• PROBLEM
Keeping pictures out of the copy, restate each record word for word.

• THE INPUT
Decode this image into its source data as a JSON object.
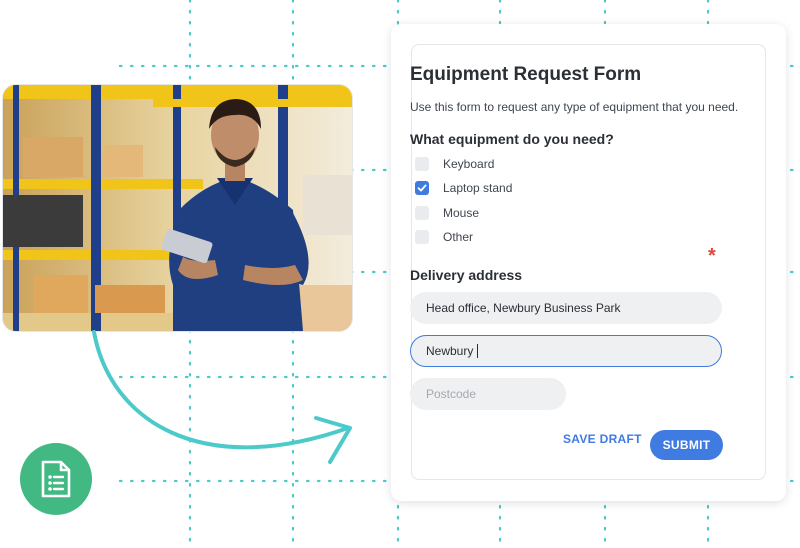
{
  "form": {
    "title": "Equipment Request Form",
    "description": "Use this form to request any type of equipment that you need.",
    "equipment_question": "What equipment do you need?",
    "options": [
      {
        "label": "Keyboard",
        "checked": false
      },
      {
        "label": "Laptop stand",
        "checked": true
      },
      {
        "label": "Mouse",
        "checked": false
      },
      {
        "label": "Other",
        "checked": false
      }
    ],
    "delivery_label": "Delivery address",
    "required_mark": "*",
    "address_line_value": "Head office, Newbury Business Park",
    "city_value": "Newbury",
    "postcode_placeholder": "Postcode",
    "save_draft_label": "SAVE DRAFT",
    "submit_label": "SUBMIT"
  },
  "colors": {
    "accent": "#3f7be0",
    "required": "#e0453f",
    "teal_arrow": "#4cc9c9",
    "badge_green": "#42b883"
  },
  "icons": {
    "badge": "document-list-icon",
    "arrow": "curved-arrow-icon",
    "checkmark": "checkmark-icon"
  },
  "photo": {
    "subject": "warehouse-worker-photo"
  }
}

• WRITTEN SOLUTION
Decode this image into its source data as a JSON object.
{
  "form": {
    "title": "Equipment Request Form",
    "description": "Use this form to request any type of equipment that you need.",
    "equipment_question": "What equipment do you need?",
    "options": [
      {
        "label": "Keyboard",
        "checked": false
      },
      {
        "label": "Laptop stand",
        "checked": true
      },
      {
        "label": "Mouse",
        "checked": false
      },
      {
        "label": "Other",
        "checked": false
      }
    ],
    "delivery_label": "Delivery address",
    "required_mark": "*",
    "address_line_value": "Head office, Newbury Business Park",
    "city_value": "Newbury",
    "postcode_placeholder": "Postcode",
    "save_draft_label": "SAVE DRAFT",
    "submit_label": "SUBMIT"
  },
  "colors": {
    "accent": "#3f7be0",
    "required": "#e0453f",
    "teal_arrow": "#4cc9c9",
    "badge_green": "#42b883"
  },
  "icons": {
    "badge": "document-list-icon",
    "arrow": "curved-arrow-icon",
    "checkmark": "checkmark-icon"
  },
  "photo": {
    "subject": "warehouse-worker-photo"
  }
}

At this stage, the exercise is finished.